But Thomas claimed his acknowledgment was also a result of media pressure, after a tabloid reporter exposed his standing to his parents. As his adventures show, in the UK at the very least, probably the biggest issue withHIV isn’t the healthimpact on people, but individuals’s perspectives.
” I’ve possessed people- genuine buddies- who, when I’ve told them, felt like: ‘Well, our experts only do not intend to hang out withan individual like you,'” points out Stephen, a 33-year old communications police officer in Birmingham that was diagnosed withHIV in 2012. As a result of the judgment he has actually experienced since his diagnosis he has inquired not to use his complete title.
Stephen mentions he spent a monthsobbing after his medical diagnosis. He had a hard time mentally, establishing bothanger concerns and also excessive paranoia about passing the infection on- as an example, he was afraid of keeping youngsters in the event he transmitted HIV to all of them by means of cuts (according to Smithson, within this case as HIV carries out not survive away from the physical body transmission would call for sustained blood stream to blood call and for that reason this is not feasible.).
Withthe assistance of an advisor, Stephen has actually pertained to terms using it but discovers other people’s reactions more challenging to reconcile. “I am actually intimidated to tell people even now,” he says. It is actually not astonishing: in a 2015 poll in to the preconception of HIV, people stated experiencing harassment (9%), gossiping (20%), physical assault (9%) or even exemption from social gatherings (5%).
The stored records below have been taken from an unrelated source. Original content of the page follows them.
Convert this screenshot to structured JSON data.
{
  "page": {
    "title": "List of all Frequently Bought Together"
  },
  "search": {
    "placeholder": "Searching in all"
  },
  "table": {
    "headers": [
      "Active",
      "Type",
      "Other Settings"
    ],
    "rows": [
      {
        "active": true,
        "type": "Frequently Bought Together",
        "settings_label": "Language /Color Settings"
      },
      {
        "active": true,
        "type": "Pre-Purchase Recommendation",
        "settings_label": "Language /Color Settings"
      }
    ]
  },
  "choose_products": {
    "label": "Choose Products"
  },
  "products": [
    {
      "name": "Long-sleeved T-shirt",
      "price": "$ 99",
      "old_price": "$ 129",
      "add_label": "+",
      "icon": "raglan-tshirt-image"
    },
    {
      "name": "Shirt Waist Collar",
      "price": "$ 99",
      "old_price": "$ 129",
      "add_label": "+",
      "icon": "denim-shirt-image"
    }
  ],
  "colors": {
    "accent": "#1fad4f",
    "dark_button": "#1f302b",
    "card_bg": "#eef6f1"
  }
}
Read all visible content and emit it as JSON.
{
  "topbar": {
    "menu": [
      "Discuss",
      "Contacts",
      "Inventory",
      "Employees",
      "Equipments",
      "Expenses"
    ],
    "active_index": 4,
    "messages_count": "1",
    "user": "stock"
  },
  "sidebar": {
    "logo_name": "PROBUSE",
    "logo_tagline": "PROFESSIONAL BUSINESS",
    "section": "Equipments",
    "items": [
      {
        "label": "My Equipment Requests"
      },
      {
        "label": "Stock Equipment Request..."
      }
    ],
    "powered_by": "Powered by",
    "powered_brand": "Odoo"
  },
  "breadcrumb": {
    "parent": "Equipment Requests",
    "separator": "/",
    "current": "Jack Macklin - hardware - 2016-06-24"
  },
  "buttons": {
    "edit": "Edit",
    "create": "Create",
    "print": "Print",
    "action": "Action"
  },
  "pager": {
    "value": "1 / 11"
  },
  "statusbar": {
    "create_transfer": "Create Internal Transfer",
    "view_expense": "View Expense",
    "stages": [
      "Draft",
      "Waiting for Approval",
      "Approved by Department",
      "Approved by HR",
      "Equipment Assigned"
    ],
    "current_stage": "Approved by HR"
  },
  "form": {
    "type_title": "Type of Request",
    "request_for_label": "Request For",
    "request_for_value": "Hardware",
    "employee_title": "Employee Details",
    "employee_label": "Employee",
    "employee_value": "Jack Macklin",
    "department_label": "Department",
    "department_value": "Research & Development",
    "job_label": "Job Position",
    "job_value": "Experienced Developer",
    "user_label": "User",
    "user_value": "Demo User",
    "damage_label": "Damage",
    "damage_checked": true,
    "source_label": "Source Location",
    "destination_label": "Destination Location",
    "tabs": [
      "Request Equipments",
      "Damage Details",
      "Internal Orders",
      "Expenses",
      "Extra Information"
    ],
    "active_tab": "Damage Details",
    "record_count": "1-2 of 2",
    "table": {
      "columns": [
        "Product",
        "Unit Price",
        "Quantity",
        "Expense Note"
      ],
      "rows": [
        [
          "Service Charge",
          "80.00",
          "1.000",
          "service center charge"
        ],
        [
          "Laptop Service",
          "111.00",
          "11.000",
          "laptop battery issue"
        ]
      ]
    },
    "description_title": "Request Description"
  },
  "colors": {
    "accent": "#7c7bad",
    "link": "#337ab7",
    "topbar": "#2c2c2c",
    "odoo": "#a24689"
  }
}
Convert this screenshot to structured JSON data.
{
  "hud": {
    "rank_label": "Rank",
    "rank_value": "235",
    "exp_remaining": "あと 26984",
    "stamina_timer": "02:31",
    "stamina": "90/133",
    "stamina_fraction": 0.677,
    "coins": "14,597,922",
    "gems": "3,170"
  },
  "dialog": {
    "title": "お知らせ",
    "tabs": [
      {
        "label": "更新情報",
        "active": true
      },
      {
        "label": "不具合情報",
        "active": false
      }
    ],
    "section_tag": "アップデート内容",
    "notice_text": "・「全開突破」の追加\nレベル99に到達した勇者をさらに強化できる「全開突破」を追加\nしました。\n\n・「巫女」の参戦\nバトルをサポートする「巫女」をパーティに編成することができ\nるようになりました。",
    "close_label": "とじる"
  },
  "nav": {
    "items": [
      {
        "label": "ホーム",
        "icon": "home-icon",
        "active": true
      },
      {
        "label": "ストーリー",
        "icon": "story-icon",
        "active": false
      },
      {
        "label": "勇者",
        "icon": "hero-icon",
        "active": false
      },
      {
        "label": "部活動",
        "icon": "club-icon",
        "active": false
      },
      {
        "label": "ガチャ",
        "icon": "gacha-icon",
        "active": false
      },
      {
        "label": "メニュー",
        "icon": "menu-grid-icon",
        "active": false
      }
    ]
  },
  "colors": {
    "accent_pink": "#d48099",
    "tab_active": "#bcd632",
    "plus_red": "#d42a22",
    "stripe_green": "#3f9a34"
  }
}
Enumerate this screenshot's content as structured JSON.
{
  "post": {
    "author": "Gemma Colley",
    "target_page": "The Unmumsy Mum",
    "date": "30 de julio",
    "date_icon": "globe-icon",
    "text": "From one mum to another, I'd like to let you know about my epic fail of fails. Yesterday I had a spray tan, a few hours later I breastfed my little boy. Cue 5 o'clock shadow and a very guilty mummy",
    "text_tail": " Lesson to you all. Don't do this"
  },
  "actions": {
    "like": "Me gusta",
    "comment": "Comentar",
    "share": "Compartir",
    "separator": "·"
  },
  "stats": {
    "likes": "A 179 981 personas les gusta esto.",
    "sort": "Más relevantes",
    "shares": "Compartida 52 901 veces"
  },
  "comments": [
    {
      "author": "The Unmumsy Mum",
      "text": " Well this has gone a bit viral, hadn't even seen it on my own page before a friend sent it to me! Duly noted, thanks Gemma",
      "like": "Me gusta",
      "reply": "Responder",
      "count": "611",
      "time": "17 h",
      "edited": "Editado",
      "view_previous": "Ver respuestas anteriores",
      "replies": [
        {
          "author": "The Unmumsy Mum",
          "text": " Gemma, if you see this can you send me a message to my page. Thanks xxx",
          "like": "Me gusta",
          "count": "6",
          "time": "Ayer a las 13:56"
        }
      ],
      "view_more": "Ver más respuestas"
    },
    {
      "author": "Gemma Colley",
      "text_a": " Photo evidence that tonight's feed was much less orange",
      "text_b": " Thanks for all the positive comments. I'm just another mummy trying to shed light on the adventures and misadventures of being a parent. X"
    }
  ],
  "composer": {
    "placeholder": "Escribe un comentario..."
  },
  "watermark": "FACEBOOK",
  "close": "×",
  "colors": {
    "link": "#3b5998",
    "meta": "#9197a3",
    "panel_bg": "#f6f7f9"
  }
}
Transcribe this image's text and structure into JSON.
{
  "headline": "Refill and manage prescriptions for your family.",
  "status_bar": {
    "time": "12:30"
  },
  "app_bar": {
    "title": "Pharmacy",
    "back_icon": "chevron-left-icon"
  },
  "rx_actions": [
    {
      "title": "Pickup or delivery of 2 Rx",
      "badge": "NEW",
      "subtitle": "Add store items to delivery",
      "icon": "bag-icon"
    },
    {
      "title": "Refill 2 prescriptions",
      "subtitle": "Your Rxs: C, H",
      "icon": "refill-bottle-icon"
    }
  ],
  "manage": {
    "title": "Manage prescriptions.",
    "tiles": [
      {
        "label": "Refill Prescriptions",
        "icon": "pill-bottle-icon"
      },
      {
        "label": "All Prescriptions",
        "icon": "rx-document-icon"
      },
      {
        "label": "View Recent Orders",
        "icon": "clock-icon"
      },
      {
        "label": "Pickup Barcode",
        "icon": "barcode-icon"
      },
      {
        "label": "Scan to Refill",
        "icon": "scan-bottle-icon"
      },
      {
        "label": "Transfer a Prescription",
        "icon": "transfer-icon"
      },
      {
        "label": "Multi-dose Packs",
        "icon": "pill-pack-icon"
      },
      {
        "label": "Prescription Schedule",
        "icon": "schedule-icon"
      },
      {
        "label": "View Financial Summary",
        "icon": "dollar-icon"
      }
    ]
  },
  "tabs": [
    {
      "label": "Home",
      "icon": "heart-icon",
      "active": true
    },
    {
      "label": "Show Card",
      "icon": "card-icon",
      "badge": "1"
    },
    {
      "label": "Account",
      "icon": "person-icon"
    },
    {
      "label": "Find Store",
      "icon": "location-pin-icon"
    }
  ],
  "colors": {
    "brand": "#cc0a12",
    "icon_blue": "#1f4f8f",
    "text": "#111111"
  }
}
Under the Impartiality Act 2010 it is prohibited to victimize an individual living withhiv dating site, however Stephen points out that, three years ago, he went througha request to have him cleared away from his job by an associate that had actually found out about his status (the petition was actually unsuccessful, and also the colleague was pushed to perform a 20-minute training bundle on range). Depending on to Smithson, NAT still comes across many situations of straight discrimination versus HIV-positive individuals.